_Exercise materials_

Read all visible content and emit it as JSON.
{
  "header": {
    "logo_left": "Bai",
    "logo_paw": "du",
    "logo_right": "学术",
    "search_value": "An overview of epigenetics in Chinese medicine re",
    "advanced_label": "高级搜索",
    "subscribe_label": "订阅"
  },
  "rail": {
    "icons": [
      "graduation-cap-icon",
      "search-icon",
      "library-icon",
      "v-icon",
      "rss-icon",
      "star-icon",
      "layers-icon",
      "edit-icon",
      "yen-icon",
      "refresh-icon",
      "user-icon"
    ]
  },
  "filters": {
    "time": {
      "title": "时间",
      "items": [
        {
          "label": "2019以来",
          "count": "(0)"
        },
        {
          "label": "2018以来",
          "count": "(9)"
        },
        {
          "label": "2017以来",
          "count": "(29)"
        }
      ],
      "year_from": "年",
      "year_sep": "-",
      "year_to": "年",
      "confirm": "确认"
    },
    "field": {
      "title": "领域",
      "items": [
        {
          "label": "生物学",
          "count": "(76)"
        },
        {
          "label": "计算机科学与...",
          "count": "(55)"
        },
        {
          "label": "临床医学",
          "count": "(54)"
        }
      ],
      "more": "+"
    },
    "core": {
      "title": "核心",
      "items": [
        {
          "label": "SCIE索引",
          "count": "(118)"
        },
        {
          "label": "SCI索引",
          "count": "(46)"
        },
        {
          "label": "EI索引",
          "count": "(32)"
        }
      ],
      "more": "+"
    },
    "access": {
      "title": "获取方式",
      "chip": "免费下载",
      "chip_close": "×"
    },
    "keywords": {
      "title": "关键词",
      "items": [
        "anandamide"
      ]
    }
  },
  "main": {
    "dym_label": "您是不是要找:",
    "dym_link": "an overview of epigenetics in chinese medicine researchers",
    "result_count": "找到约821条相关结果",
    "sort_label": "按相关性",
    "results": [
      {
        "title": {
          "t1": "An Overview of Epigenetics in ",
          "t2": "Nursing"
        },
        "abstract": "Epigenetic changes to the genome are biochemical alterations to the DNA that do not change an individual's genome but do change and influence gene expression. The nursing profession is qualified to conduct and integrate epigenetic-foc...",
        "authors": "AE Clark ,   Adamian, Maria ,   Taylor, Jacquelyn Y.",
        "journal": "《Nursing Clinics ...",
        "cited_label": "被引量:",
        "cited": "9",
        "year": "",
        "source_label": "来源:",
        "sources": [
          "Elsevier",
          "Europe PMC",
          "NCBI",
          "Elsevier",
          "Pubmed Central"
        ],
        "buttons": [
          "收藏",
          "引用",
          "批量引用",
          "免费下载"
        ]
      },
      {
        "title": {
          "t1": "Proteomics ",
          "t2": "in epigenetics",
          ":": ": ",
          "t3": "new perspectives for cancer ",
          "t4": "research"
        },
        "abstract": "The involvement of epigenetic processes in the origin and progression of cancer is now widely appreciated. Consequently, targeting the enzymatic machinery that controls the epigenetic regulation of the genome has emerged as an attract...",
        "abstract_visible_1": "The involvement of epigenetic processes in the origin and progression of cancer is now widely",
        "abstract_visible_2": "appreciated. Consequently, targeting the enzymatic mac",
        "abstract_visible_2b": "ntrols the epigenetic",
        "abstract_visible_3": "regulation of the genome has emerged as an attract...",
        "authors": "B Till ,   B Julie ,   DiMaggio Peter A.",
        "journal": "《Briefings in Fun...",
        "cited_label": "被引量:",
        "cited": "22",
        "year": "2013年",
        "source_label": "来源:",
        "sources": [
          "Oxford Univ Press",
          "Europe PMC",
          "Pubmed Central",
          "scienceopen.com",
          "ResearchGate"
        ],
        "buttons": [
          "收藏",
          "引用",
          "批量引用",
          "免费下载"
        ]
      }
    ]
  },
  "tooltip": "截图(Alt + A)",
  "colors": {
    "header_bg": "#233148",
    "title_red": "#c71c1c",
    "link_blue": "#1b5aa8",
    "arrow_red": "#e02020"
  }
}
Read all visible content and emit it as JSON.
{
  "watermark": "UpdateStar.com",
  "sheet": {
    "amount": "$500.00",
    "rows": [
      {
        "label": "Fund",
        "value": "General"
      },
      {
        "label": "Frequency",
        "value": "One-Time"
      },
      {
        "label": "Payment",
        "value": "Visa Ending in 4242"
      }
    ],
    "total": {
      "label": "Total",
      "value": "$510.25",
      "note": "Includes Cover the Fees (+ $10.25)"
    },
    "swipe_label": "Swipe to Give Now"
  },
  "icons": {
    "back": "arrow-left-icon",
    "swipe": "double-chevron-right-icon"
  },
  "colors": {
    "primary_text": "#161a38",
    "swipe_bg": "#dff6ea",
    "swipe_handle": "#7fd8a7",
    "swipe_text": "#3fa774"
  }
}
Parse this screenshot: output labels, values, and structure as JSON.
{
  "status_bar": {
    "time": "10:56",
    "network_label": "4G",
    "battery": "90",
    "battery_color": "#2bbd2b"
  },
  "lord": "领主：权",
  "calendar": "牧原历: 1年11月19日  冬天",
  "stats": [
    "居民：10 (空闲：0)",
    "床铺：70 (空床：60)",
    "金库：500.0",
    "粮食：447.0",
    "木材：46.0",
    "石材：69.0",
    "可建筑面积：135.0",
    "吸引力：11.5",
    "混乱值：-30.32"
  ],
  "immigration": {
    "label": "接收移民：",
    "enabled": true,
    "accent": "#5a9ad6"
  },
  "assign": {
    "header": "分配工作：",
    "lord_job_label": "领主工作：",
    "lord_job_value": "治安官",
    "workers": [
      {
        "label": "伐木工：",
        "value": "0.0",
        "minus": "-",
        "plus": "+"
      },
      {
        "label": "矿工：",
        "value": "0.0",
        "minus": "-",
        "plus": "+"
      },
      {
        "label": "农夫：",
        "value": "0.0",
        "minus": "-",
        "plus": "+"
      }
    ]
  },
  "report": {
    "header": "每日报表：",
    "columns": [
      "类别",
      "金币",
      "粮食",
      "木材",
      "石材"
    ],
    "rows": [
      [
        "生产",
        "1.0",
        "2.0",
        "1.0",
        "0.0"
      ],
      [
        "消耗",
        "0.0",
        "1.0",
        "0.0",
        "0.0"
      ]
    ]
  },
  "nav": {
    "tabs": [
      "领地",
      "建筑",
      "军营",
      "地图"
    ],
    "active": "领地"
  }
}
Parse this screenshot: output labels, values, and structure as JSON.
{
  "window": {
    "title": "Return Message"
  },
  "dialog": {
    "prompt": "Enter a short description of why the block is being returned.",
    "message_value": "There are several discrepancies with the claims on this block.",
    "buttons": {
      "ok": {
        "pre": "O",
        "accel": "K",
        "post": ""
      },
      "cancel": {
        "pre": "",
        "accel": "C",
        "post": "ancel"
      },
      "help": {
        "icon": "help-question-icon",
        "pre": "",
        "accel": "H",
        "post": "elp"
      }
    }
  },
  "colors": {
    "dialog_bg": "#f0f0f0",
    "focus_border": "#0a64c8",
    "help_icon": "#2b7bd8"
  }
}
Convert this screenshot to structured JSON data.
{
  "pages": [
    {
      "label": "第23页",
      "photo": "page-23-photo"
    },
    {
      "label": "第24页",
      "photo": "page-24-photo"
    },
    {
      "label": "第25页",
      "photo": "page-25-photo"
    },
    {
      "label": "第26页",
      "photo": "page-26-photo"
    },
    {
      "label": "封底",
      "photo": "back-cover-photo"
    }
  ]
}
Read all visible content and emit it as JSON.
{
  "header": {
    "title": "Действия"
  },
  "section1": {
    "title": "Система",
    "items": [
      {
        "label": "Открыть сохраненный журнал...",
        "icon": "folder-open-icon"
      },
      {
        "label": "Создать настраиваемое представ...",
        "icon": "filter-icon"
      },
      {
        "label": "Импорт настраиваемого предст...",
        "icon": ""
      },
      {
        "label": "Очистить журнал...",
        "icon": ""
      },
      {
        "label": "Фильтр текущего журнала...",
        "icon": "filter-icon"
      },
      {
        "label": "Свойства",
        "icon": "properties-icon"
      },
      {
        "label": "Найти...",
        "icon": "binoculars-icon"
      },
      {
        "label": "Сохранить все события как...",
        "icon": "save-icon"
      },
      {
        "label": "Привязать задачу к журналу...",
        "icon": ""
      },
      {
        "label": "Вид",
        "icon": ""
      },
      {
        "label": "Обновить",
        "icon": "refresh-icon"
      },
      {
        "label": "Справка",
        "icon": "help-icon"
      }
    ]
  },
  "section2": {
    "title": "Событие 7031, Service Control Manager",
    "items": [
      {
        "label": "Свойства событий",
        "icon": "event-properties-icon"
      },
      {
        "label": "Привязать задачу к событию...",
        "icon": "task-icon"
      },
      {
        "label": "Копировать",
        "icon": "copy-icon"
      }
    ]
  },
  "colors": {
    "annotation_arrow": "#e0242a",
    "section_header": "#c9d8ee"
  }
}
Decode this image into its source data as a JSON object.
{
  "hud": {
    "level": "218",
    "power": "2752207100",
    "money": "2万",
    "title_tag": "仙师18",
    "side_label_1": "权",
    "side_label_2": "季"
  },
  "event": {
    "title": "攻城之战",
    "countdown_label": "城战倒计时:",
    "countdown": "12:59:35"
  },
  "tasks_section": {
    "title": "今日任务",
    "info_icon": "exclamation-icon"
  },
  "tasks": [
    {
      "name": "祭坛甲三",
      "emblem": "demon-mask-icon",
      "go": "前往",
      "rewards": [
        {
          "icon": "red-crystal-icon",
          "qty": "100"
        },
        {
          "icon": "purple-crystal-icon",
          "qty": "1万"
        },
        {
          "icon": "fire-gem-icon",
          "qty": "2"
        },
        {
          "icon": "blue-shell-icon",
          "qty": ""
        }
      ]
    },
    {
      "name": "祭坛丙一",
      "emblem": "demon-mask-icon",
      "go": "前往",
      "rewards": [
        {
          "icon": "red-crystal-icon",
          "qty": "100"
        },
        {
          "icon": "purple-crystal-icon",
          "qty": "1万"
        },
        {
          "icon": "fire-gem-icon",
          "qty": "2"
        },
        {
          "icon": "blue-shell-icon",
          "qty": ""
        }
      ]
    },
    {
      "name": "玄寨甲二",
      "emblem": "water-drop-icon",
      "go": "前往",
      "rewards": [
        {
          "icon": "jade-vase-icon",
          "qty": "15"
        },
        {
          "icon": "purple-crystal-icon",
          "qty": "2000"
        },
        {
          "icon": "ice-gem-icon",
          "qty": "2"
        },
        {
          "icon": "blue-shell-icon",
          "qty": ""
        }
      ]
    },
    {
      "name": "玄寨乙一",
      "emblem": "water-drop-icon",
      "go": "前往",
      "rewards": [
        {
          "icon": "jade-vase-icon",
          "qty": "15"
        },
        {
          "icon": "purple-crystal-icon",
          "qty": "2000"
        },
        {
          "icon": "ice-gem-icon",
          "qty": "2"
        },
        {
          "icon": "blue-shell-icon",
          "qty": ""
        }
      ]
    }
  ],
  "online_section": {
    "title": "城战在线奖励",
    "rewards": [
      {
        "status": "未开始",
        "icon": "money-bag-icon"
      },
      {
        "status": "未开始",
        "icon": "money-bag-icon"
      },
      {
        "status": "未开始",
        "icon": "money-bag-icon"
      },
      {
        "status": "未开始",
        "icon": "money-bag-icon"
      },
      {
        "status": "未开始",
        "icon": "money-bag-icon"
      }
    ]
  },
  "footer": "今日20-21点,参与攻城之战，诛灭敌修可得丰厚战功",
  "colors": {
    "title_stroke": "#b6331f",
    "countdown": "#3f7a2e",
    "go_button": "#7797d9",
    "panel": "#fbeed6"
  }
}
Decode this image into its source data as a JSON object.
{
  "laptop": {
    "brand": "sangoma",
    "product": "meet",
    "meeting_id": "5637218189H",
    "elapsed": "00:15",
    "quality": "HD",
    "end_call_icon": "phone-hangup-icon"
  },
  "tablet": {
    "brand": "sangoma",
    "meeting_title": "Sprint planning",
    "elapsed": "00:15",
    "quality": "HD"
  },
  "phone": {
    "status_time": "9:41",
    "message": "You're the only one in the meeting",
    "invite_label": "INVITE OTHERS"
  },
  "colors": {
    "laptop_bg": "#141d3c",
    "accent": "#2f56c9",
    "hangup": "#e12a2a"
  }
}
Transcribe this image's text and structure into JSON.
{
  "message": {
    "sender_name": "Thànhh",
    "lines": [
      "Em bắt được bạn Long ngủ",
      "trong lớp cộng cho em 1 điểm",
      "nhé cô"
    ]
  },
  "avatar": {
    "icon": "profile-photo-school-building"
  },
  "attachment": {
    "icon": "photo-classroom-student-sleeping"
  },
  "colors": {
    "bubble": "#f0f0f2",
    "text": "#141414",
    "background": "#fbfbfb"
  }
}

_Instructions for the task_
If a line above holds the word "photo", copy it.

_Result of the task_
      "photo": "page-23-photo"
      "photo": "page-24-photo"
      "photo": "page-25-photo"
      "photo": "page-26-photo"
      "photo": "back-cover-photo"
    "icon": "profile-photo-school-building"
    "icon": "photo-classroom-student-sleeping"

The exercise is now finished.